The law enforcement and public safety officer tuition exemption provides a fee exemption for law enforcement and public safety professionals to pursue an undergraduate degree. In addition to UPSA, participants may pursue degrees in criminal justice, homeland security, general studies, liberal arts or business administration. Graduate students may pursue a Master of Arts in adult education with a concentration in homeland security.
“They all came to us with an associate degree and will graduate with bachelor’s degrees in unified public safety administration,” said class instructor Jack Atherton, UPSA program administrator and assistant professor of criminal justice at Northwestern State. “Informally, they have formed a cohort and all are exemplary students who are training EMS professionals for the state. Besides being great students, they are bringing their students into our university program. They are doing a superior job.”
The National EMS Academy, where the UPSA students are employed as instructors, is a collaborative effort between Acadian Ambulance Service and South Louisiana Community College in which credit for paramedic courses from the Academy can be applied to an associate degree from SLCC. Northwestern State developed a 2+2 agreement with SLCC in which students with an associate degree can enroll at Northwestern State at the junior level to pursue their bachelor’s degrees. Northwestern State also accepts the national EMS credential towards academic credit.
“They are an interesting group. They have a little competition on grades,” Atherton said. “This is how distance learning should work. They can apply their professional knowledge and expertise to their coursework.”
“We compete for the Champ Belt, a prize passed around to the students with the highest scores,” Saravia said. “It keeps you motivated when you compare who made what grade.”
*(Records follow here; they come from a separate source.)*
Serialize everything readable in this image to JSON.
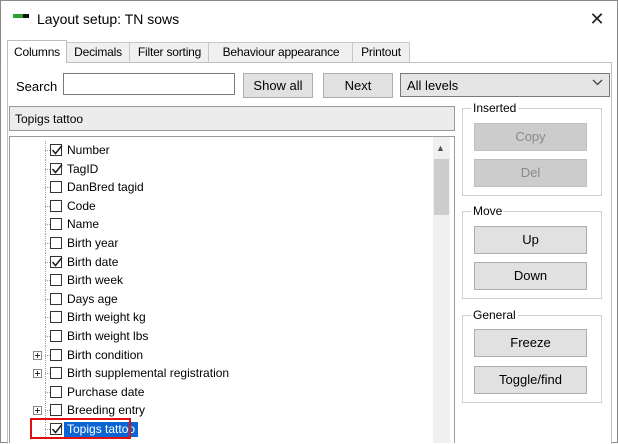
{
  "window": {
    "title": "Layout setup: TN sows",
    "close_glyph": "✕"
  },
  "tabs": [
    {
      "label": "Columns",
      "active": true
    },
    {
      "label": "Decimals",
      "active": false
    },
    {
      "label": "Filter sorting",
      "active": false
    },
    {
      "label": "Behaviour  appearance",
      "active": false
    },
    {
      "label": "Printout",
      "active": false
    }
  ],
  "search": {
    "label": "Search",
    "value": "",
    "show_all_label": "Show all",
    "next_label": "Next",
    "levels_value": "All levels"
  },
  "breadcrumb": "Topigs tattoo",
  "tree": [
    {
      "label": "Number",
      "checked": true,
      "expandable": false,
      "selected": false
    },
    {
      "label": "TagID",
      "checked": true,
      "expandable": false,
      "selected": false
    },
    {
      "label": "DanBred tagid",
      "checked": false,
      "expandable": false,
      "selected": false
    },
    {
      "label": "Code",
      "checked": false,
      "expandable": false,
      "selected": false
    },
    {
      "label": "Name",
      "checked": false,
      "expandable": false,
      "selected": false
    },
    {
      "label": "Birth year",
      "checked": false,
      "expandable": false,
      "selected": false
    },
    {
      "label": "Birth date",
      "checked": true,
      "expandable": false,
      "selected": false
    },
    {
      "label": "Birth week",
      "checked": false,
      "expandable": false,
      "selected": false
    },
    {
      "label": "Days age",
      "checked": false,
      "expandable": false,
      "selected": false
    },
    {
      "label": "Birth weight kg",
      "checked": false,
      "expandable": false,
      "selected": false
    },
    {
      "label": "Birth weight lbs",
      "checked": false,
      "expandable": false,
      "selected": false
    },
    {
      "label": "Birth condition",
      "checked": false,
      "expandable": true,
      "selected": false
    },
    {
      "label": "Birth supplemental registration",
      "checked": false,
      "expandable": true,
      "selected": false
    },
    {
      "label": "Purchase date",
      "checked": false,
      "expandable": false,
      "selected": false
    },
    {
      "label": "Breeding entry",
      "checked": false,
      "expandable": true,
      "selected": false
    },
    {
      "label": "Topigs tattoo",
      "checked": true,
      "expandable": false,
      "selected": true
    }
  ],
  "groups": {
    "inserted": {
      "title": "Inserted",
      "copy_label": "Copy",
      "del_label": "Del"
    },
    "move": {
      "title": "Move",
      "up_label": "Up",
      "down_label": "Down"
    },
    "general": {
      "title": "General",
      "freeze_label": "Freeze",
      "toggle_label": "Toggle/find"
    }
  },
  "colors": {
    "selection": "#0a64d2",
    "highlight_border": "#e01010",
    "brand_green": "#2aa02a"
  },
  "icons": {
    "scroll_up": "▲",
    "dropdown": "chevron-down-icon",
    "app": "app-icon",
    "close": "close-icon"
  }
}
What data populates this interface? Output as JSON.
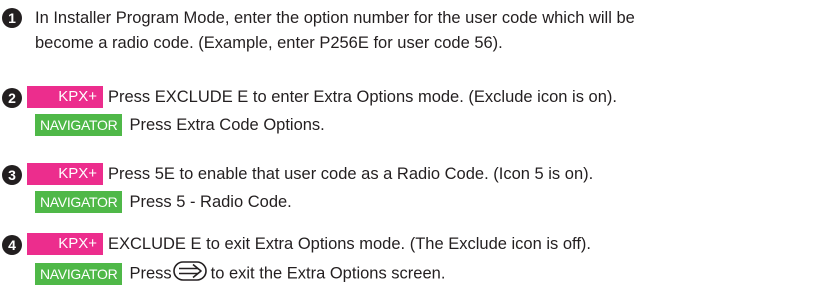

The students are now working on their capstone research projects, which will be presented during the University of Louisiana System Academic Summit in April. The service-learning projects are directed to enrich the community through the fulfillment of curriculum objectives in the students’ course of study. Saravia’s project is the implementation of a mass fatality protocol plan for Iberia Parish. Parish officials and emergency responders in Region 4 currently have informal agreements regarding mass fatality situations, but the plan will establish documented policy in the event of a crisis.
“This is not just a theoretical student exercise,” Saravia said. “The project will impact mass fatality response in Region 4.”
“Our UPSA students’ capstone project is exemplary,” said Steven Gruesbeck, Northwestern State’s director of Service-Learning. “It demonstrates the real-life, practical value of service-learning to our state and to our on-line students as they prepare for the world of work.”
Utilizing on-line courses to complete their degrees has not only been convenient for the working professionals, but also enlightening for those who may become on-line instructors themselves.
“We learned what works and what doesn’t. You can teach the courses from anywhere. It’s the perfect situation to be in,” Saravia said. “It’s encouraging to our EMS students because it shows them that it is possible to do this regardless of your age.”
For more information on the UPSA program and other programs offered through Northwestern State’s Department of Criminal Justice, History and Social Sciences, visit criminaljustice.nsula.edu.